Your answer must be every line of the data that contains "this".

┄┄┄┄┄┄

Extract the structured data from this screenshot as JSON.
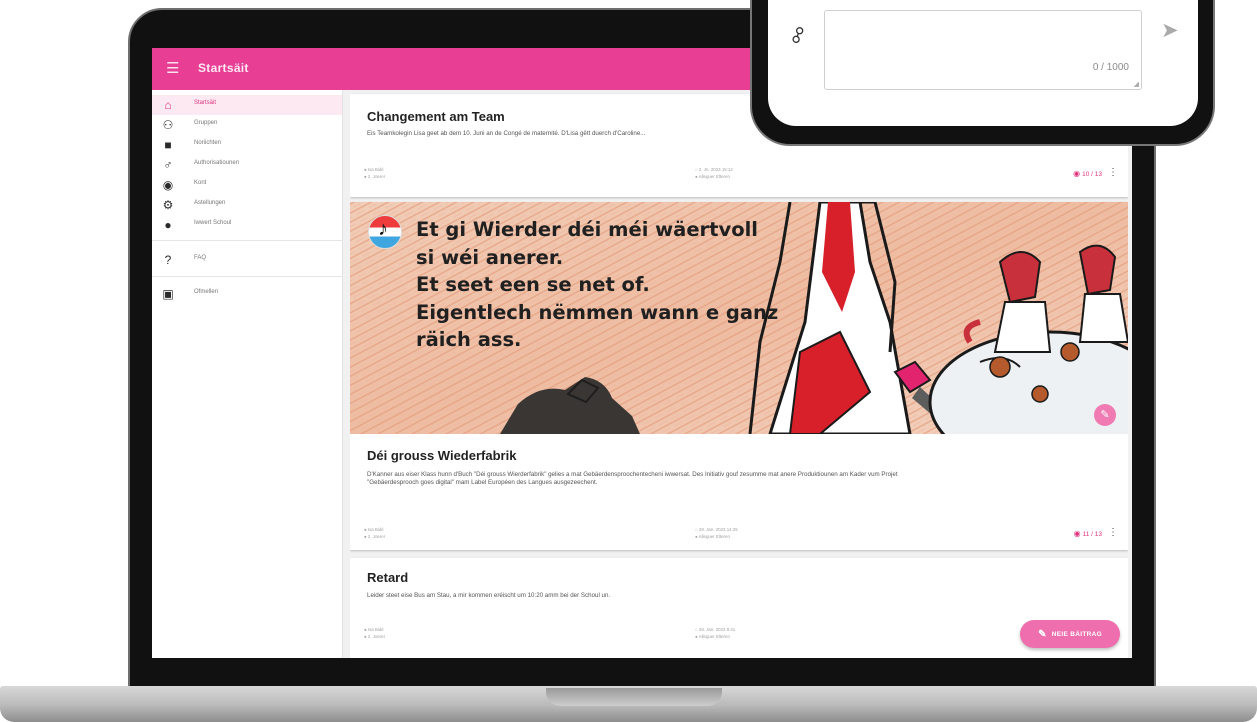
{
  "app": {
    "title": "Startsäit",
    "accent": "#e83e94"
  },
  "sidebar": {
    "items": [
      {
        "icon": "home-icon",
        "glyph": "⌂",
        "label": "Startsäit",
        "active": true
      },
      {
        "icon": "groups-icon",
        "glyph": "⚇",
        "label": "Gruppen"
      },
      {
        "icon": "chat-icon",
        "glyph": "■",
        "label": "Noriichten"
      },
      {
        "icon": "person-icon",
        "glyph": "♂",
        "label": "Authorisatiounen"
      },
      {
        "icon": "account-circle-icon",
        "glyph": "◉",
        "label": "Kont"
      },
      {
        "icon": "settings-gear-icon",
        "glyph": "⚙",
        "label": "Astellungen"
      },
      {
        "icon": "info-icon",
        "glyph": "●",
        "label": "Iwwert Schoul"
      },
      {
        "icon": "help-icon",
        "glyph": "?",
        "label": "FAQ"
      },
      {
        "icon": "logout-icon",
        "glyph": "▣",
        "label": "Ofmellen"
      }
    ]
  },
  "posts": [
    {
      "title": "Changement am Team",
      "text": "Eis Teamkolegin Lisa geet ab dem 10. Juni an de Congé de maternité. D'Lisa gëtt duerch d'Caroline...",
      "author": "Isa Bidé",
      "audience": "2. Joerer",
      "date": "2. Jn. 2023 15:12",
      "recipients": "Alleguer Elteren",
      "views": "10 / 13"
    },
    {
      "illustration_text": [
        "Et gi Wierder déi méi wäertvoll",
        "si wéi anerer.",
        "Et seet een se net of.",
        "Eigentlech nëmmen wann e ganz",
        "räich ass."
      ],
      "title": "Déi grouss Wiederfabrik",
      "text": "D'Kanner aus eiser Klass hunn d'Buch \"Déi grouss Wierderfabrik\" gelies a mat Gebäerdensproochentecheni iwwersat. Des Initiativ gouf zesumme mat anere Produktiounen am Kader vum Projet \"Gebäerdesprooch goes digital\" mam Label Européen des Langues ausgezeechent.",
      "author": "Isa Bidé",
      "audience": "2. Joerer",
      "date": "28. Jan. 2023 14:25",
      "recipients": "Alleguer Elteren",
      "views": "11 / 13"
    },
    {
      "title": "Retard",
      "text": "Leider steet eise Bus am Stau, a mir kommen eréischt um 10:20 amm bei der Schoul un.",
      "author": "Isa Bidé",
      "audience": "2. Joerer",
      "date": "28. Jan. 2023 9:41",
      "recipients": "Alleguer Elteren",
      "views": ""
    }
  ],
  "fab": {
    "label": "NEIE BÄITRAG"
  },
  "phone": {
    "char_counter": "0 / 1000"
  }
}
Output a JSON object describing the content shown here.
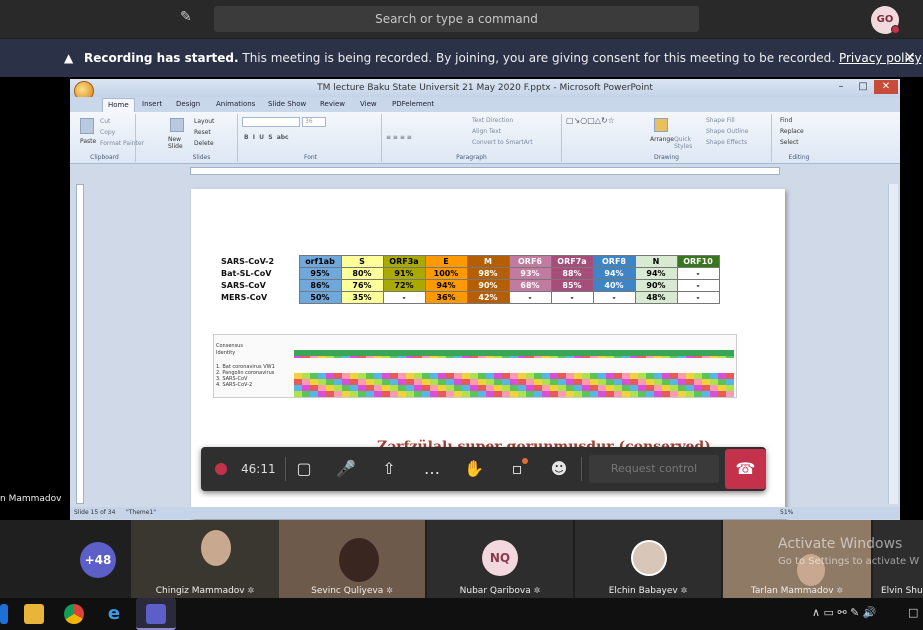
{
  "topbar": {
    "search_placeholder": "Search or type a command",
    "user_initials": "GO"
  },
  "banner": {
    "title": "Recording has started.",
    "message": "This meeting is being recorded. By joining, you are giving consent for this meeting to be recorded.",
    "link": "Privacy policy"
  },
  "ppt": {
    "window_title": "TM lecture Baku State Universit 21 May 2020 F.pptx - Microsoft PowerPoint",
    "tabs": [
      "Home",
      "Insert",
      "Design",
      "Animations",
      "Slide Show",
      "Review",
      "View",
      "PDFelement"
    ],
    "groups": [
      "Clipboard",
      "Slides",
      "Font",
      "Paragraph",
      "Drawing",
      "Editing"
    ],
    "clipboard_items": [
      "Cut",
      "Copy",
      "Format Painter"
    ],
    "paste_label": "Paste",
    "new_slide_label": "New Slide",
    "slides_items": [
      "Layout",
      "Reset",
      "Delete"
    ],
    "font_size": "36",
    "paragraph_items": [
      "Text Direction",
      "Align Text",
      "Convert to SmartArt"
    ],
    "drawing_items": [
      "Shape Fill",
      "Shape Outline",
      "Shape Effects"
    ],
    "arrange_label": "Arrange",
    "quick_styles_label": "Quick Styles",
    "editing_items": [
      "Find",
      "Replace",
      "Select"
    ],
    "status_slide": "Slide 15 of 34",
    "status_theme": "\"Theme1\"",
    "zoom": "51%"
  },
  "slide": {
    "table": {
      "columns": [
        "orf1ab",
        "S",
        "ORF3a",
        "E",
        "M",
        "ORF6",
        "ORF7a",
        "ORF8",
        "N",
        "ORF10"
      ],
      "header_colors": [
        "#6fa8dc",
        "#ffff99",
        "#a9a900",
        "#ff9900",
        "#b45f06",
        "#c27ba0",
        "#a64d79",
        "#3d85c6",
        "#d9ead3",
        "#38761d"
      ],
      "header_text_colors": [
        "#000",
        "#000",
        "#000",
        "#000",
        "#fff",
        "#fff",
        "#fff",
        "#fff",
        "#000",
        "#fff"
      ],
      "rows": [
        {
          "name": "SARS-CoV-2",
          "cells": [
            "",
            "",
            "",
            "",
            "",
            "",
            "",
            "",
            "",
            ""
          ]
        },
        {
          "name": "Bat-SL-CoV",
          "cells": [
            "95%",
            "80%",
            "91%",
            "100%",
            "98%",
            "93%",
            "88%",
            "94%",
            "94%",
            "-"
          ]
        },
        {
          "name": "SARS-CoV",
          "cells": [
            "86%",
            "76%",
            "72%",
            "94%",
            "90%",
            "68%",
            "85%",
            "40%",
            "90%",
            "-"
          ]
        },
        {
          "name": "MERS-CoV",
          "cells": [
            "50%",
            "35%",
            "-",
            "36%",
            "42%",
            "-",
            "-",
            "-",
            "48%",
            "-"
          ]
        }
      ]
    },
    "alignment_labels": [
      "Consensus",
      "Identity",
      "1. Bat coronavirus VW1",
      "2. Pangolin coronavirus",
      "3. SARS-CoV",
      "4. SARS-CoV-2"
    ],
    "caption": "Zərfzülalı super qorunmuşdur (conserved)"
  },
  "controls": {
    "timer": "46:11",
    "request_control": "Request control"
  },
  "presenter_partial_name": "n Mammadov",
  "participants": {
    "overflow": "+48",
    "tiles": [
      {
        "name": "Chingiz Mammadov"
      },
      {
        "name": "Sevinc Quliyeva"
      },
      {
        "name": "Nubar Qaribova",
        "initials": "NQ"
      },
      {
        "name": "Elchin Babayev"
      },
      {
        "name": "Tarlan Mammadov"
      },
      {
        "name": "Elvin Shu"
      }
    ]
  },
  "watermark": {
    "line1": "Activate Windows",
    "line2": "Go to Settings to activate W"
  }
}
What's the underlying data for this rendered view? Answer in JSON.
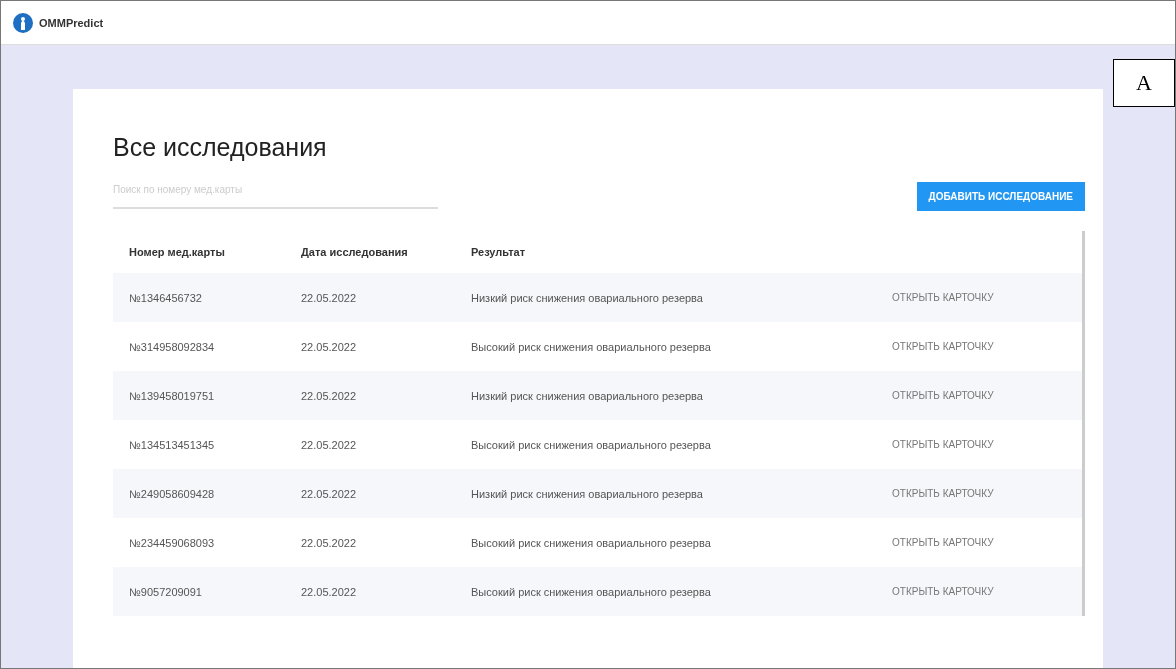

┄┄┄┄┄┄

◆ RESPONSE TO THE EXERCISE
Extract the structured data from this screenshot as JSON.
    "message": "This meeting is being recorded. By joining, you are giving consent for this meeting to be recorded.",
What's the underlying data for this rendered view? Answer in JSON.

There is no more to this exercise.